### RECORDS SHOWN ###

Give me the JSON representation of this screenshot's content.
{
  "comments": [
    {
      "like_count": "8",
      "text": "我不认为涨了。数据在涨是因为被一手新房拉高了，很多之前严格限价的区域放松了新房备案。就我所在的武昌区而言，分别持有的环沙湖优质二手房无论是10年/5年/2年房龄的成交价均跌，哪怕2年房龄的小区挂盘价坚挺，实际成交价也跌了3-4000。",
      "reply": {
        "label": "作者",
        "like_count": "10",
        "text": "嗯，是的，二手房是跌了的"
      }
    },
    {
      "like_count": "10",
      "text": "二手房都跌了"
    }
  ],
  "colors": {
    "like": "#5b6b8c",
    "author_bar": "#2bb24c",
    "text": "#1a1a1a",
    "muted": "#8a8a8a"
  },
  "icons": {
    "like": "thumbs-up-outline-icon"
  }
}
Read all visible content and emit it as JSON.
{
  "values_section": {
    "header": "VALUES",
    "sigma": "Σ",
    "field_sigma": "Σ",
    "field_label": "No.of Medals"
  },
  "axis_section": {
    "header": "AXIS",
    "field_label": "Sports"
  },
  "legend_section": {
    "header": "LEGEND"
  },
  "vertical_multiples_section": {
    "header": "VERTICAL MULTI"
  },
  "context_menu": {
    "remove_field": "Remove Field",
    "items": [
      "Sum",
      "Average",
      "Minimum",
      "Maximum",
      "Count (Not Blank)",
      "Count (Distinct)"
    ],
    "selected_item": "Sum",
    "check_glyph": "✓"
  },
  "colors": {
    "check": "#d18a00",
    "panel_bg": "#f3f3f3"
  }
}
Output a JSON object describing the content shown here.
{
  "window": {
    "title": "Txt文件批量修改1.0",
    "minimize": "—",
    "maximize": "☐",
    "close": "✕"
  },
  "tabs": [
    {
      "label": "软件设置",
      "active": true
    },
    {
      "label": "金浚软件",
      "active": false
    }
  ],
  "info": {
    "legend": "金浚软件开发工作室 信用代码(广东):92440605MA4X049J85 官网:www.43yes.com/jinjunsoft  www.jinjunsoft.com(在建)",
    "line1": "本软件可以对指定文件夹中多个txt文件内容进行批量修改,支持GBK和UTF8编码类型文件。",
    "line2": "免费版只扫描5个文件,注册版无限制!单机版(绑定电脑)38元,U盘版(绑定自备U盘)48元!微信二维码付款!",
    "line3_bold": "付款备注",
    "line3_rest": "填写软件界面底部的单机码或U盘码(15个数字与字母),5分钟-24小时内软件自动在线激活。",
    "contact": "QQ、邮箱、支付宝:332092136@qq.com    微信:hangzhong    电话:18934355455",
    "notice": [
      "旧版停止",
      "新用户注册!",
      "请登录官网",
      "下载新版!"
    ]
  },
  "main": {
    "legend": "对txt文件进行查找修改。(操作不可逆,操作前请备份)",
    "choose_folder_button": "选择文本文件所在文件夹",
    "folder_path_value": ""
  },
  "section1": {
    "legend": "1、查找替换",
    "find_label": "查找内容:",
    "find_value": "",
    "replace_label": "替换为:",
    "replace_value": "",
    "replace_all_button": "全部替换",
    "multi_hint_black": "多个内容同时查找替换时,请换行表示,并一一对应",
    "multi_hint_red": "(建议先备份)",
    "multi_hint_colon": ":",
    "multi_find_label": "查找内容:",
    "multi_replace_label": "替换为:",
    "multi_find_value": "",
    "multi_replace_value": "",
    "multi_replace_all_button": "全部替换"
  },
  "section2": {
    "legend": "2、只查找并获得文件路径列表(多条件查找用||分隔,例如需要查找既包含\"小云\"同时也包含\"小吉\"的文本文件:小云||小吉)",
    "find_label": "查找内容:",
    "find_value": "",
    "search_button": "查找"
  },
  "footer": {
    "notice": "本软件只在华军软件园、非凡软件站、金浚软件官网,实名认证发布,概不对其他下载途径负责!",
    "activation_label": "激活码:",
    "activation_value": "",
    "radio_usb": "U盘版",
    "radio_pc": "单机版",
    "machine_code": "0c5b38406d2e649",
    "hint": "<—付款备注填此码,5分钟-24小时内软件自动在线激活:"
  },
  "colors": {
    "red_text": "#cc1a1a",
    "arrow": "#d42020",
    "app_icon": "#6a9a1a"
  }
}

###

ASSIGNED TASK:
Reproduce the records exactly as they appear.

ANSWER TO THIS PROBLEM:
Give me the JSON representation of this screenshot's content.
{
  "comments": [
    {
      "like_count": "8",
      "text": "我不认为涨了。数据在涨是因为被一手新房拉高了，很多之前严格限价的区域放松了新房备案。就我所在的武昌区而言，分别持有的环沙湖优质二手房无论是10年/5年/2年房龄的成交价均跌，哪怕2年房龄的小区挂盘价坚挺，实际成交价也跌了3-4000。",
      "reply": {
        "label": "作者",
        "like_count": "10",
        "text": "嗯，是的，二手房是跌了的"
      }
    },
    {
      "like_count": "10",
      "text": "二手房都跌了"
    }
  ],
  "colors": {
    "like": "#5b6b8c",
    "author_bar": "#2bb24c",
    "text": "#1a1a1a",
    "muted": "#8a8a8a"
  },
  "icons": {
    "like": "thumbs-up-outline-icon"
  }
}
Read all visible content and emit it as JSON.
{
  "values_section": {
    "header": "VALUES",
    "sigma": "Σ",
    "field_sigma": "Σ",
    "field_label": "No.of Medals"
  },
  "axis_section": {
    "header": "AXIS",
    "field_label": "Sports"
  },
  "legend_section": {
    "header": "LEGEND"
  },
  "vertical_multiples_section": {
    "header": "VERTICAL MULTI"
  },
  "context_menu": {
    "remove_field": "Remove Field",
    "items": [
      "Sum",
      "Average",
      "Minimum",
      "Maximum",
      "Count (Not Blank)",
      "Count (Distinct)"
    ],
    "selected_item": "Sum",
    "check_glyph": "✓"
  },
  "colors": {
    "check": "#d18a00",
    "panel_bg": "#f3f3f3"
  }
}
Output a JSON object describing the content shown here.
{
  "window": {
    "title": "Txt文件批量修改1.0",
    "minimize": "—",
    "maximize": "☐",
    "close": "✕"
  },
  "tabs": [
    {
      "label": "软件设置",
      "active": true
    },
    {
      "label": "金浚软件",
      "active": false
    }
  ],
  "info": {
    "legend": "金浚软件开发工作室 信用代码(广东):92440605MA4X049J85 官网:www.43yes.com/jinjunsoft  www.jinjunsoft.com(在建)",
    "line1": "本软件可以对指定文件夹中多个txt文件内容进行批量修改,支持GBK和UTF8编码类型文件。",
    "line2": "免费版只扫描5个文件,注册版无限制!单机版(绑定电脑)38元,U盘版(绑定自备U盘)48元!微信二维码付款!",
    "line3_bold": "付款备注",
    "line3_rest": "填写软件界面底部的单机码或U盘码(15个数字与字母),5分钟-24小时内软件自动在线激活。",
    "contact": "QQ、邮箱、支付宝:332092136@qq.com    微信:hangzhong    电话:18934355455",
    "notice": [
      "旧版停止",
      "新用户注册!",
      "请登录官网",
      "下载新版!"
    ]
  },
  "main": {
    "legend": "对txt文件进行查找修改。(操作不可逆,操作前请备份)",
    "choose_folder_button": "选择文本文件所在文件夹",
    "folder_path_value": ""
  },
  "section1": {
    "legend": "1、查找替换",
    "find_label": "查找内容:",
    "find_value": "",
    "replace_label": "替换为:",
    "replace_value": "",
    "replace_all_button": "全部替换",
    "multi_hint_black": "多个内容同时查找替换时,请换行表示,并一一对应",
    "multi_hint_red": "(建议先备份)",
    "multi_hint_colon": ":",
    "multi_find_label": "查找内容:",
    "multi_replace_label": "替换为:",
    "multi_find_value": "",
    "multi_replace_value": "",
    "multi_replace_all_button": "全部替换"
  },
  "section2": {
    "legend": "2、只查找并获得文件路径列表(多条件查找用||分隔,例如需要查找既包含\"小云\"同时也包含\"小吉\"的文本文件:小云||小吉)",
    "find_label": "查找内容:",
    "find_value": "",
    "search_button": "查找"
  },
  "footer": {
    "notice": "本软件只在华军软件园、非凡软件站、金浚软件官网,实名认证发布,概不对其他下载途径负责!",
    "activation_label": "激活码:",
    "activation_value": "",
    "radio_usb": "U盘版",
    "radio_pc": "单机版",
    "machine_code": "0c5b38406d2e649",
    "hint": "<—付款备注填此码,5分钟-24小时内软件自动在线激活:"
  },
  "colors": {
    "red_text": "#cc1a1a",
    "arrow": "#d42020",
    "app_icon": "#6a9a1a"
  }
}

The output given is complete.